> **WHAT YOU WILL DO**
The expected answer is a single number, namely how many lines in the data below hold the word "gmail".

> **ENTRIES PROVIDED**
%%
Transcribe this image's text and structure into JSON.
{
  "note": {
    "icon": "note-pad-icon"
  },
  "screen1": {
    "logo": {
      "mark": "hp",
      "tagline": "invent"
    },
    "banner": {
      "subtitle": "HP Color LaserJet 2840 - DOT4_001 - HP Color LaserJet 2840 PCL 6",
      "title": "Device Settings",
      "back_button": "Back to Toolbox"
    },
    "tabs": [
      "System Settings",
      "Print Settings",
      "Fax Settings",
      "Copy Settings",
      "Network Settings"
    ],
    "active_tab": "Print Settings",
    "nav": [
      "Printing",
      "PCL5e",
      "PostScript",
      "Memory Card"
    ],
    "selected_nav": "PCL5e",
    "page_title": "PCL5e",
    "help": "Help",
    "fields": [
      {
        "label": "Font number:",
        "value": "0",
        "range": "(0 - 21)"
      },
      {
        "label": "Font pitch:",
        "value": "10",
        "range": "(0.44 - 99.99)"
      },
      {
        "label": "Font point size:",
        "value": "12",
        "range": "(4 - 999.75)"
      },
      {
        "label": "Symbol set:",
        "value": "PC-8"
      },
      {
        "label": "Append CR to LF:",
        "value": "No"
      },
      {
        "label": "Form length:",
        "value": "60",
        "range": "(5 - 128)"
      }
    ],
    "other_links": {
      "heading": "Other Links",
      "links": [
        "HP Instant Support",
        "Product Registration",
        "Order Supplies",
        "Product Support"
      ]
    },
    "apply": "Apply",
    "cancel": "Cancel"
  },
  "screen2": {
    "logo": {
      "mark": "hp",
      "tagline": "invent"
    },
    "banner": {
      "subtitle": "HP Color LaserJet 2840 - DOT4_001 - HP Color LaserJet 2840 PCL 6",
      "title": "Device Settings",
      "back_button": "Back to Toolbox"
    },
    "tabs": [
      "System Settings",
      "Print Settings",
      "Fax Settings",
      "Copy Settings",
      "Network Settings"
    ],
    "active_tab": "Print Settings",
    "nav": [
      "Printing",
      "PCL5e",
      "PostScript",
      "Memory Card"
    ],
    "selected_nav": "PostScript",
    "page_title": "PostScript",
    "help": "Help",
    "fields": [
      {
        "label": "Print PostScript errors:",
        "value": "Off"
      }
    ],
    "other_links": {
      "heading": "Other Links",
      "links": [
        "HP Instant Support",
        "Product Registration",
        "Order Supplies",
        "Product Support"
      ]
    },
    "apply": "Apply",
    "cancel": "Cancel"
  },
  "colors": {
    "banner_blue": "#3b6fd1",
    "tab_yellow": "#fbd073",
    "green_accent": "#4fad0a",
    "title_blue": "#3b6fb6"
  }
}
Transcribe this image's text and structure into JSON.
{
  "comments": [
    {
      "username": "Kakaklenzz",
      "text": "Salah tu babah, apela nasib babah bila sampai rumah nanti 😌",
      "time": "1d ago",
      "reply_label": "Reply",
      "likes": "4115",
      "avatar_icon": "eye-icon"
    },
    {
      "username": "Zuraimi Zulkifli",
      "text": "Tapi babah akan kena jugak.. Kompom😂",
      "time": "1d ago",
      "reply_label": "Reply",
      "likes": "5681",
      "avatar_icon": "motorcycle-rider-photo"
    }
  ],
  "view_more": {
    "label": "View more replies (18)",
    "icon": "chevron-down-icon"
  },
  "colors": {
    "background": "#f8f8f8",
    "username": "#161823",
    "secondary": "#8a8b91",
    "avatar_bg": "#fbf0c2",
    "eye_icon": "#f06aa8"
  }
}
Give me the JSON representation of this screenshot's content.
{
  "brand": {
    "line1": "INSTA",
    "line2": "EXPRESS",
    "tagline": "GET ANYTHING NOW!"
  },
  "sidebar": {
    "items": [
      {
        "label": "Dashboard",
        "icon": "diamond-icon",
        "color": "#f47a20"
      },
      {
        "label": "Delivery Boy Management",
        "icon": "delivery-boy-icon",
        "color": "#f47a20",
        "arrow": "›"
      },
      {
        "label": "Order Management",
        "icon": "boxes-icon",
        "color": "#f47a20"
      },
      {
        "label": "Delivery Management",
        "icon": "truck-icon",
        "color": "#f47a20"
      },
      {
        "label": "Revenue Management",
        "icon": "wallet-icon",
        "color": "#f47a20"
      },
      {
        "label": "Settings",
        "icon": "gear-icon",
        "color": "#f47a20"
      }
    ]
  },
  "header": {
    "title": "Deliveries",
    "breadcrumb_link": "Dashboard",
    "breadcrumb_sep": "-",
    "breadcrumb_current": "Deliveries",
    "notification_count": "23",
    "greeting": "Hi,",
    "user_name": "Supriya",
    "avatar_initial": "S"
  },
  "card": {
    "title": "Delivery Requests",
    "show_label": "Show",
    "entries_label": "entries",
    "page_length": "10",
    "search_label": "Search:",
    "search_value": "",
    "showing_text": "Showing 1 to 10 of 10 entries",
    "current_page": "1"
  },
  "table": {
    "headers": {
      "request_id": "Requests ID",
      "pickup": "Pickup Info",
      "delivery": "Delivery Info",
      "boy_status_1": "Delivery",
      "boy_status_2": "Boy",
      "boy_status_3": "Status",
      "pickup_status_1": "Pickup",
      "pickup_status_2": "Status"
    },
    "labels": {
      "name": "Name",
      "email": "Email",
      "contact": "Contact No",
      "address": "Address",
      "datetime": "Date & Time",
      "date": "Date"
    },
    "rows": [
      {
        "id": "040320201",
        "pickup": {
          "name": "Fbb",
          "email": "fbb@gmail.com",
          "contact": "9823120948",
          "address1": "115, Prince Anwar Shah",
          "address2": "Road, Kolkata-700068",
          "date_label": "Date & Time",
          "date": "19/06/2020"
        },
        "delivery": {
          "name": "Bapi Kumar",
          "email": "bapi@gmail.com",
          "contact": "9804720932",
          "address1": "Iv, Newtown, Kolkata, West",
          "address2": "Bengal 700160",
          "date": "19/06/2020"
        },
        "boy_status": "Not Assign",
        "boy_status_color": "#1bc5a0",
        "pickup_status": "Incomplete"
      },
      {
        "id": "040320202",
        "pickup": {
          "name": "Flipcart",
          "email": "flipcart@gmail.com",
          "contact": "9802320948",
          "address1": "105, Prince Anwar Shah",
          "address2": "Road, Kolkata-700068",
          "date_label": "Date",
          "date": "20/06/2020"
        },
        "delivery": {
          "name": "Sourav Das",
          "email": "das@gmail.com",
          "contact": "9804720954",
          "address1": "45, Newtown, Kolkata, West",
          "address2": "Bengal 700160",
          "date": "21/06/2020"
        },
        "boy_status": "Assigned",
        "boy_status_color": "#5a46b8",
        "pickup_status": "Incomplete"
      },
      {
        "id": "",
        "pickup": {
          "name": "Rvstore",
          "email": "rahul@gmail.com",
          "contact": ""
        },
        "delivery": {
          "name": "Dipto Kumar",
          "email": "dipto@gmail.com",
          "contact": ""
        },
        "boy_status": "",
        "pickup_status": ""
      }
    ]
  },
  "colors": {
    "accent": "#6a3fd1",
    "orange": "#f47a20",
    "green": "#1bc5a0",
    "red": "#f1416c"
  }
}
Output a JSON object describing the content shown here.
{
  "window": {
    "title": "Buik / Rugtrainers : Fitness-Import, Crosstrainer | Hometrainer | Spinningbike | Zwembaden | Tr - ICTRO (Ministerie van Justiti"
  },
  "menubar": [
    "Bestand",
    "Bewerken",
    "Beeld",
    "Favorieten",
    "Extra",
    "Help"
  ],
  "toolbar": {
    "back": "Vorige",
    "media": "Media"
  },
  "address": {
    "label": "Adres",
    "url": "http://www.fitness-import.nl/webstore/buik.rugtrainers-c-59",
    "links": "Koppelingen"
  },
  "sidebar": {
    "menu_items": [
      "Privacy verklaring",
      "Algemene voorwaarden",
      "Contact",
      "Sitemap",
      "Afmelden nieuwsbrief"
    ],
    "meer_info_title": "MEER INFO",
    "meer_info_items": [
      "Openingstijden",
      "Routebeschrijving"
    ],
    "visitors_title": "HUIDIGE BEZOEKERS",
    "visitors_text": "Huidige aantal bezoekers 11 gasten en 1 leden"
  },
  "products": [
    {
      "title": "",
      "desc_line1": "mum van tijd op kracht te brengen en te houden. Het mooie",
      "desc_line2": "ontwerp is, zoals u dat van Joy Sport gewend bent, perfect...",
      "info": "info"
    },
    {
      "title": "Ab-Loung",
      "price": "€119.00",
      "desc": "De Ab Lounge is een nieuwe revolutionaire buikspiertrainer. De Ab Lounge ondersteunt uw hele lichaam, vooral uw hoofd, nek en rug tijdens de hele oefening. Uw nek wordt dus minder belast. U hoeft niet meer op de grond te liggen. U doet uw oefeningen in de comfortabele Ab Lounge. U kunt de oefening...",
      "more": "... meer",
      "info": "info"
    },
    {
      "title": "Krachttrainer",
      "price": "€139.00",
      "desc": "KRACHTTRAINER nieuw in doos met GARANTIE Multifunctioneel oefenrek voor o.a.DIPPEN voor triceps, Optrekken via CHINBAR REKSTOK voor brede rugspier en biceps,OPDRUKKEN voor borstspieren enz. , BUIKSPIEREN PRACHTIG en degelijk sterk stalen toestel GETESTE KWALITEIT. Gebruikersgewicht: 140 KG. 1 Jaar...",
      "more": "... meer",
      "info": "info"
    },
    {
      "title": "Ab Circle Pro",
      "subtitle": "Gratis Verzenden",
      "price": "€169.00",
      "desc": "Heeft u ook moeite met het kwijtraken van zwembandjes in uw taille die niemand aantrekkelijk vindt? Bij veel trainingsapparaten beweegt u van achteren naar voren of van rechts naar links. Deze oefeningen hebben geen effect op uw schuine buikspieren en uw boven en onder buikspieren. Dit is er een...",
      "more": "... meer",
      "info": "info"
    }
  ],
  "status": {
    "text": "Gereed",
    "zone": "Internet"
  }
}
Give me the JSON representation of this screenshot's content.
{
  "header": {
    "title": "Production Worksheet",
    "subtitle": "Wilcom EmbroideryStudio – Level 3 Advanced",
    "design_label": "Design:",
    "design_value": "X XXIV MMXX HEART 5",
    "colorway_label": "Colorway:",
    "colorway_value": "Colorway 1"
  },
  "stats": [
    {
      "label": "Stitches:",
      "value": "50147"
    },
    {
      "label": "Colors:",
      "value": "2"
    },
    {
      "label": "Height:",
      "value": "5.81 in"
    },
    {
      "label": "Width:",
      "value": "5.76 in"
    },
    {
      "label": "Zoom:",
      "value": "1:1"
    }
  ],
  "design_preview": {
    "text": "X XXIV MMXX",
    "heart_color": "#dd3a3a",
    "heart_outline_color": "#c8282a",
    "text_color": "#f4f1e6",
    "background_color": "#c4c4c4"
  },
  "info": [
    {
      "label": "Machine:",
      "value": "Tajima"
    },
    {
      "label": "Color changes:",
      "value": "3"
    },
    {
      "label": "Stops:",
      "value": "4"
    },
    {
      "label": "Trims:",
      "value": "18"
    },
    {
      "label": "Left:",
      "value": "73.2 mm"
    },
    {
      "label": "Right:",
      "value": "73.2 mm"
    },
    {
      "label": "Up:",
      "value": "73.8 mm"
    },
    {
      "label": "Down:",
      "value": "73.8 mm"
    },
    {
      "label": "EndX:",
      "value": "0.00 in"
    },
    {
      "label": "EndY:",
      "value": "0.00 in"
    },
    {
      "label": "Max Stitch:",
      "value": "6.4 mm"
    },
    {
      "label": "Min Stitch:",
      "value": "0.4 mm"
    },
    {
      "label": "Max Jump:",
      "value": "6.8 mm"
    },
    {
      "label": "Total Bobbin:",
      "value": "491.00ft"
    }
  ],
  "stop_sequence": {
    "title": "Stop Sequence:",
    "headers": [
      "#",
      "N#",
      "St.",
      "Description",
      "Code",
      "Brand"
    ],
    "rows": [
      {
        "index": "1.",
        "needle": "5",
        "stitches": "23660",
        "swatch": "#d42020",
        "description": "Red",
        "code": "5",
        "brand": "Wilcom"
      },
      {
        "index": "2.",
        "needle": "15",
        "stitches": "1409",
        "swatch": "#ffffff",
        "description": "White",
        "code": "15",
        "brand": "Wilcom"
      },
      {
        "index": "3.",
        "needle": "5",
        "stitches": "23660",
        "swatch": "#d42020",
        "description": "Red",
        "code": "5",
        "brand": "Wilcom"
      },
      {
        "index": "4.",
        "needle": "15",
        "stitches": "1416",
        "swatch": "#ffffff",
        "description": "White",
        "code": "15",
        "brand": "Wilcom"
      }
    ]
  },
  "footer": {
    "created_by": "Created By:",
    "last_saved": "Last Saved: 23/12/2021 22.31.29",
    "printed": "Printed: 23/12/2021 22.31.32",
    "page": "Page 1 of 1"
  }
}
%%
> **TASK OUTPUT**
6